------ DATA TO PROCESS ------
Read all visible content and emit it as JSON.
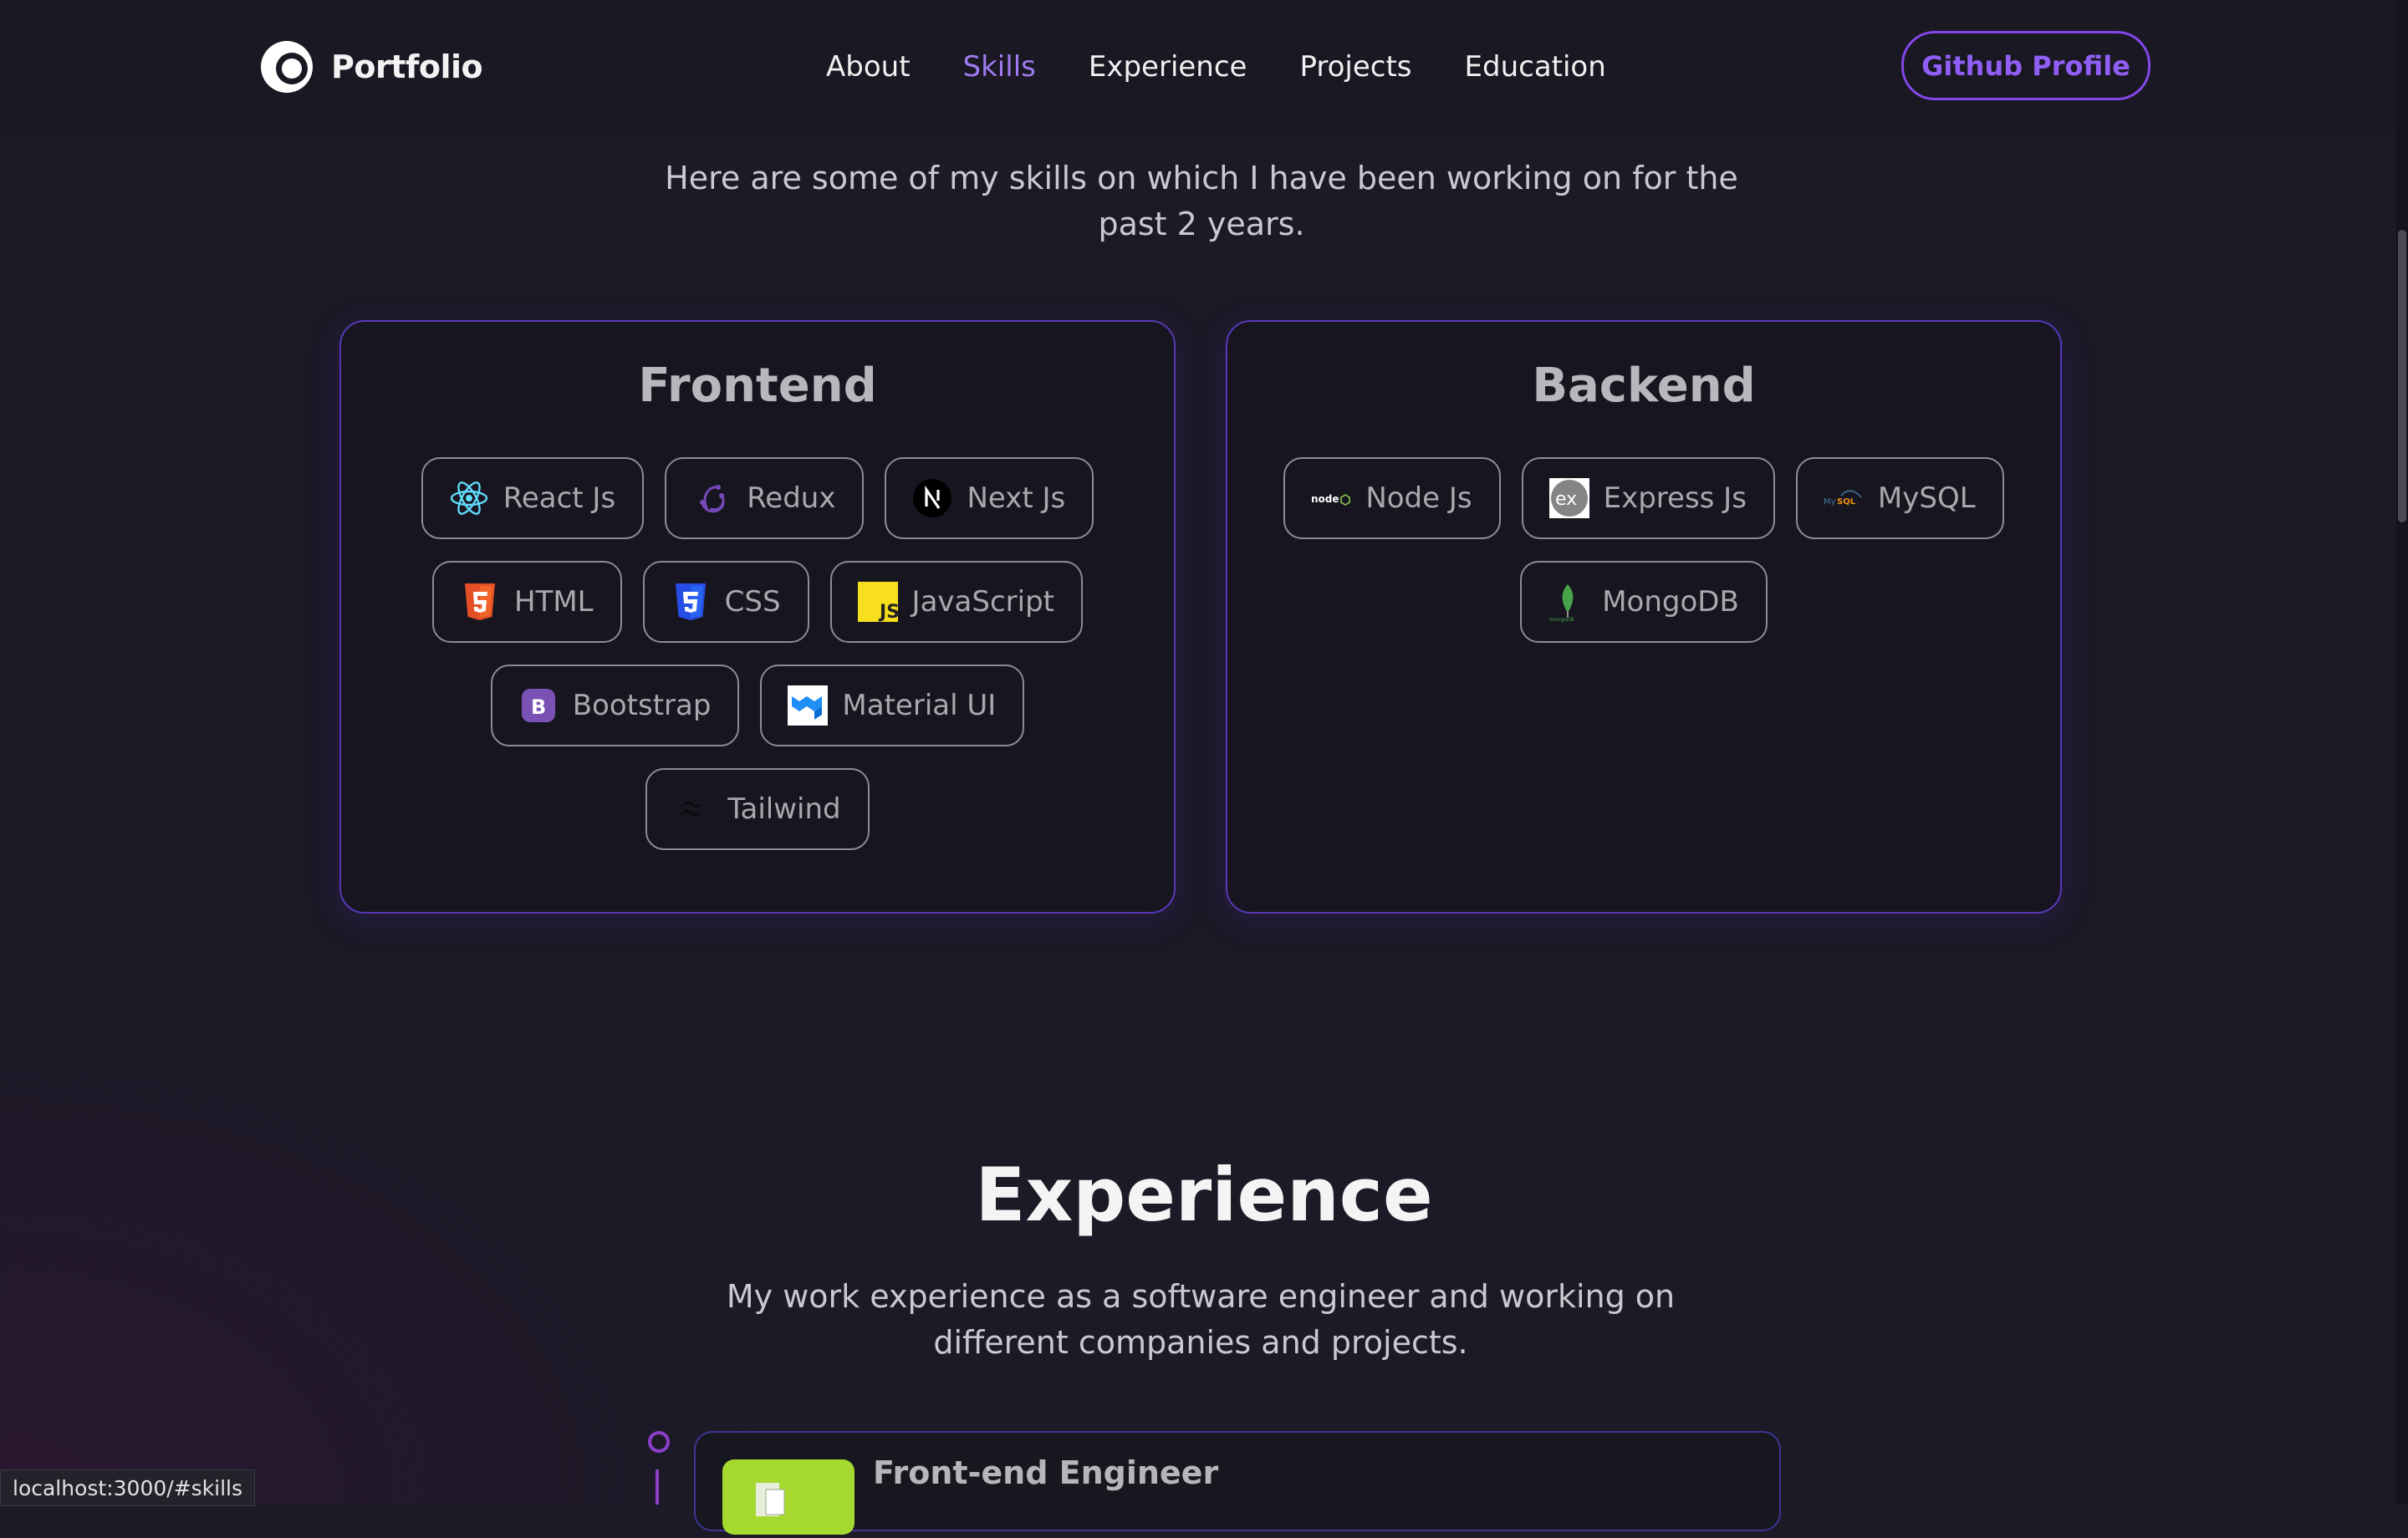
{
  "nav": {
    "logo_text": "Portfolio",
    "links": [
      "About",
      "Skills",
      "Experience",
      "Projects",
      "Education"
    ],
    "active": "Skills",
    "github_button": "Github Profile"
  },
  "skills": {
    "description": "Here are some of my skills on which I have been working on for the past 2 years.",
    "frontend": {
      "title": "Frontend",
      "items": [
        "React Js",
        "Redux",
        "Next Js",
        "HTML",
        "CSS",
        "JavaScript",
        "Bootstrap",
        "Material UI",
        "Tailwind"
      ]
    },
    "backend": {
      "title": "Backend",
      "items": [
        "Node Js",
        "Express Js",
        "MySQL",
        "MongoDB"
      ]
    }
  },
  "experience": {
    "title": "Experience",
    "description": "My work experience as a software engineer and working on different companies and projects.",
    "items": [
      {
        "role": "Front-end Engineer"
      }
    ]
  },
  "status_bar": {
    "url": "localhost:3000/#skills"
  },
  "colors": {
    "accent": "#8447ea",
    "background": "#1b1a26",
    "card_border": "#5837b7"
  }
}
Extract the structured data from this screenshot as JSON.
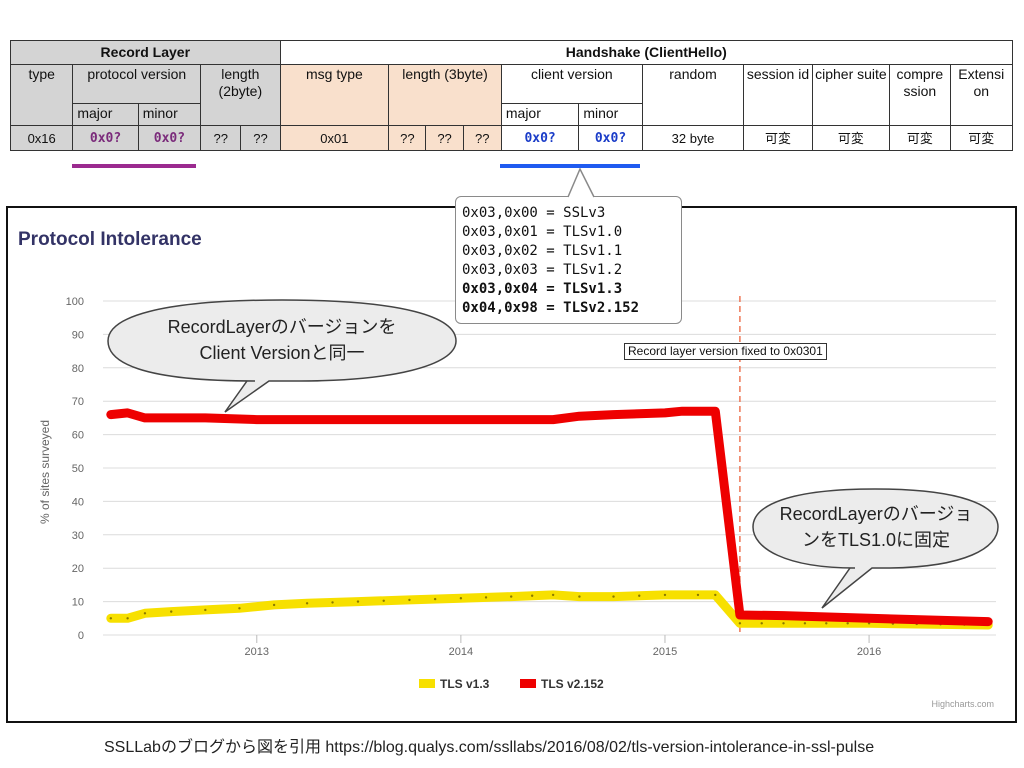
{
  "table": {
    "record_layer": "Record Layer",
    "handshake": "Handshake (ClientHello)",
    "type": "type",
    "protocol_version": "protocol version",
    "length2": "length (2byte)",
    "msg_type": "msg type",
    "length3": "length (3byte)",
    "client_version": "client version",
    "random": "random",
    "session_id": "session id",
    "cipher_suite": "cipher suite",
    "compression": "compre ssion",
    "extension": "Extensi on",
    "major": "major",
    "minor": "minor",
    "major2": "major",
    "minor2": "minor",
    "val_type": "0x16",
    "val_rec_major": "0x0?",
    "val_rec_minor": "0x0?",
    "val_len2_a": "??",
    "val_len2_b": "??",
    "val_msg_type": "0x01",
    "val_len3_a": "??",
    "val_len3_b": "??",
    "val_len3_c": "??",
    "val_cli_major": "0x0?",
    "val_cli_minor": "0x0?",
    "val_random": "32 byte",
    "val_session": "可変",
    "val_cipher": "可変",
    "val_compression": "可変",
    "val_extension": "可変"
  },
  "version_box": {
    "line1": "0x03,0x00 = SSLv3",
    "line2": "0x03,0x01 = TLSv1.0",
    "line3": "0x03,0x02 = TLSv1.1",
    "line4": "0x03,0x03 = TLSv1.2",
    "line5": "0x03,0x04 = TLSv1.3",
    "line6": "0x04,0x98 = TLSv2.152"
  },
  "bubbles": {
    "left_line1": "RecordLayerのバージョンを",
    "left_line2": "Client Versionと同一",
    "right_line1": "RecordLayerのバージョ",
    "right_line2": "ンをTLS1.0に固定"
  },
  "marker_label": "Record layer version fixed to 0x0301",
  "credit": "Highcharts.com",
  "citation": "SSLLabのブログから図を引用 https://blog.qualys.com/ssllabs/2016/08/02/tls-version-intolerance-in-ssl-pulse",
  "colors": {
    "tls13": "#f7e000",
    "tls2152": "#ee0000",
    "marker": "#ee7755",
    "purple_bar": "#9b2a8f",
    "blue_bar": "#1f5bf0"
  },
  "chart_data": {
    "type": "line",
    "title": "Protocol Intolerance",
    "xlabel": "",
    "ylabel": "% of sites surveyed",
    "ylim": [
      0,
      100
    ],
    "yticks": [
      0,
      10,
      20,
      30,
      40,
      50,
      60,
      70,
      80,
      90,
      100
    ],
    "xlim": [
      "2012-04-01",
      "2016-08-15"
    ],
    "xticks": [
      "2013",
      "2014",
      "2015",
      "2016"
    ],
    "legend_position": "bottom-center",
    "grid": true,
    "marker_date": "2015-05-15",
    "series": [
      {
        "name": "TLS v1.3",
        "points": [
          [
            "2012-04-15",
            5
          ],
          [
            "2012-05-15",
            5
          ],
          [
            "2012-06-15",
            6.5
          ],
          [
            "2012-08-01",
            7
          ],
          [
            "2012-10-01",
            7.5
          ],
          [
            "2012-12-01",
            8
          ],
          [
            "2013-02-01",
            9
          ],
          [
            "2013-04-01",
            9.5
          ],
          [
            "2013-07-01",
            10
          ],
          [
            "2013-10-01",
            10.5
          ],
          [
            "2014-01-01",
            11
          ],
          [
            "2014-04-01",
            11.5
          ],
          [
            "2014-06-15",
            12
          ],
          [
            "2014-08-01",
            11.5
          ],
          [
            "2014-10-01",
            11.5
          ],
          [
            "2015-01-01",
            12
          ],
          [
            "2015-03-01",
            12
          ],
          [
            "2015-04-01",
            12
          ],
          [
            "2015-05-15",
            3.5
          ],
          [
            "2015-08-01",
            3.5
          ],
          [
            "2016-01-01",
            3.5
          ],
          [
            "2016-08-01",
            3
          ]
        ]
      },
      {
        "name": "TLS v2.152",
        "points": [
          [
            "2012-04-15",
            66
          ],
          [
            "2012-05-15",
            66.5
          ],
          [
            "2012-06-15",
            65
          ],
          [
            "2012-10-01",
            65
          ],
          [
            "2013-01-01",
            64.5
          ],
          [
            "2013-04-01",
            64.5
          ],
          [
            "2013-07-01",
            64.5
          ],
          [
            "2013-10-01",
            64.5
          ],
          [
            "2014-01-01",
            64.5
          ],
          [
            "2014-04-01",
            64.5
          ],
          [
            "2014-06-15",
            64.5
          ],
          [
            "2014-08-01",
            65.5
          ],
          [
            "2014-10-01",
            66
          ],
          [
            "2015-01-01",
            66.5
          ],
          [
            "2015-02-01",
            67
          ],
          [
            "2015-04-01",
            67
          ],
          [
            "2015-05-15",
            6
          ],
          [
            "2015-08-01",
            5.8
          ],
          [
            "2016-01-01",
            5
          ],
          [
            "2016-08-01",
            4
          ]
        ]
      }
    ]
  }
}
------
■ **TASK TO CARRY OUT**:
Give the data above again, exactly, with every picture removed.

■ **WRITTEN RESPONSE**:
Read all visible content and emit it as JSON.
{
  "nav": {
    "logo_text": "Portfolio",
    "links": [
      "About",
      "Skills",
      "Experience",
      "Projects",
      "Education"
    ],
    "active": "Skills",
    "github_button": "Github Profile"
  },
  "skills": {
    "description": "Here are some of my skills on which I have been working on for the past 2 years.",
    "frontend": {
      "title": "Frontend",
      "items": [
        "React Js",
        "Redux",
        "Next Js",
        "HTML",
        "CSS",
        "JavaScript",
        "Bootstrap",
        "Material UI",
        "Tailwind"
      ]
    },
    "backend": {
      "title": "Backend",
      "items": [
        "Node Js",
        "Express Js",
        "MySQL",
        "MongoDB"
      ]
    }
  },
  "experience": {
    "title": "Experience",
    "description": "My work experience as a software engineer and working on different companies and projects.",
    "items": [
      {
        "role": "Front-end Engineer"
      }
    ]
  },
  "status_bar": {
    "url": "localhost:3000/#skills"
  },
  "colors": {
    "accent": "#8447ea",
    "background": "#1b1a26",
    "card_border": "#5837b7"
  }
}
Extract the structured data from this screenshot as JSON.
{
  "table": {
    "record_layer": "Record Layer",
    "handshake": "Handshake (ClientHello)",
    "type": "type",
    "protocol_version": "protocol version",
    "length2": "length (2byte)",
    "msg_type": "msg type",
    "length3": "length (3byte)",
    "client_version": "client version",
    "random": "random",
    "session_id": "session id",
    "cipher_suite": "cipher suite",
    "compression": "compre ssion",
    "extension": "Extensi on",
    "major": "major",
    "minor": "minor",
    "major2": "major",
    "minor2": "minor",
    "val_type": "0x16",
    "val_rec_major": "0x0?",
    "val_rec_minor": "0x0?",
    "val_len2_a": "??",
    "val_len2_b": "??",
    "val_msg_type": "0x01",
    "val_len3_a": "??",
    "val_len3_b": "??",
    "val_len3_c": "??",
    "val_cli_major": "0x0?",
    "val_cli_minor": "0x0?",
    "val_random": "32 byte",
    "val_session": "可変",
    "val_cipher": "可変",
    "val_compression": "可変",
    "val_extension": "可変"
  },
  "version_box": {
    "line1": "0x03,0x00 = SSLv3",
    "line2": "0x03,0x01 = TLSv1.0",
    "line3": "0x03,0x02 = TLSv1.1",
    "line4": "0x03,0x03 = TLSv1.2",
    "line5": "0x03,0x04 = TLSv1.3",
    "line6": "0x04,0x98 = TLSv2.152"
  },
  "bubbles": {
    "left_line1": "RecordLayerのバージョンを",
    "left_line2": "Client Versionと同一",
    "right_line1": "RecordLayerのバージョ",
    "right_line2": "ンをTLS1.0に固定"
  },
  "marker_label": "Record layer version fixed to 0x0301",
  "credit": "Highcharts.com",
  "citation": "SSLLabのブログから図を引用 https://blog.qualys.com/ssllabs/2016/08/02/tls-version-intolerance-in-ssl-pulse",
  "colors": {
    "tls13": "#f7e000",
    "tls2152": "#ee0000",
    "marker": "#ee7755",
    "purple_bar": "#9b2a8f",
    "blue_bar": "#1f5bf0"
  },
  "chart_data": {
    "type": "line",
    "title": "Protocol Intolerance",
    "xlabel": "",
    "ylabel": "% of sites surveyed",
    "ylim": [
      0,
      100
    ],
    "yticks": [
      0,
      10,
      20,
      30,
      40,
      50,
      60,
      70,
      80,
      90,
      100
    ],
    "xlim": [
      "2012-04-01",
      "2016-08-15"
    ],
    "xticks": [
      "2013",
      "2014",
      "2015",
      "2016"
    ],
    "legend_position": "bottom-center",
    "grid": true,
    "marker_date": "2015-05-15",
    "series": [
      {
        "name": "TLS v1.3",
        "points": [
          [
            "2012-04-15",
            5
          ],
          [
            "2012-05-15",
            5
          ],
          [
            "2012-06-15",
            6.5
          ],
          [
            "2012-08-01",
            7
          ],
          [
            "2012-10-01",
            7.5
          ],
          [
            "2012-12-01",
            8
          ],
          [
            "2013-02-01",
            9
          ],
          [
            "2013-04-01",
            9.5
          ],
          [
            "2013-07-01",
            10
          ],
          [
            "2013-10-01",
            10.5
          ],
          [
            "2014-01-01",
            11
          ],
          [
            "2014-04-01",
            11.5
          ],
          [
            "2014-06-15",
            12
          ],
          [
            "2014-08-01",
            11.5
          ],
          [
            "2014-10-01",
            11.5
          ],
          [
            "2015-01-01",
            12
          ],
          [
            "2015-03-01",
            12
          ],
          [
            "2015-04-01",
            12
          ],
          [
            "2015-05-15",
            3.5
          ],
          [
            "2015-08-01",
            3.5
          ],
          [
            "2016-01-01",
            3.5
          ],
          [
            "2016-08-01",
            3
          ]
        ]
      },
      {
        "name": "TLS v2.152",
        "points": [
          [
            "2012-04-15",
            66
          ],
          [
            "2012-05-15",
            66.5
          ],
          [
            "2012-06-15",
            65
          ],
          [
            "2012-10-01",
            65
          ],
          [
            "2013-01-01",
            64.5
          ],
          [
            "2013-04-01",
            64.5
          ],
          [
            "2013-07-01",
            64.5
          ],
          [
            "2013-10-01",
            64.5
          ],
          [
            "2014-01-01",
            64.5
          ],
          [
            "2014-04-01",
            64.5
          ],
          [
            "2014-06-15",
            64.5
          ],
          [
            "2014-08-01",
            65.5
          ],
          [
            "2014-10-01",
            66
          ],
          [
            "2015-01-01",
            66.5
          ],
          [
            "2015-02-01",
            67
          ],
          [
            "2015-04-01",
            67
          ],
          [
            "2015-05-15",
            6
          ],
          [
            "2015-08-01",
            5.8
          ],
          [
            "2016-01-01",
            5
          ],
          [
            "2016-08-01",
            4
          ]
        ]
      }
    ]
  }
}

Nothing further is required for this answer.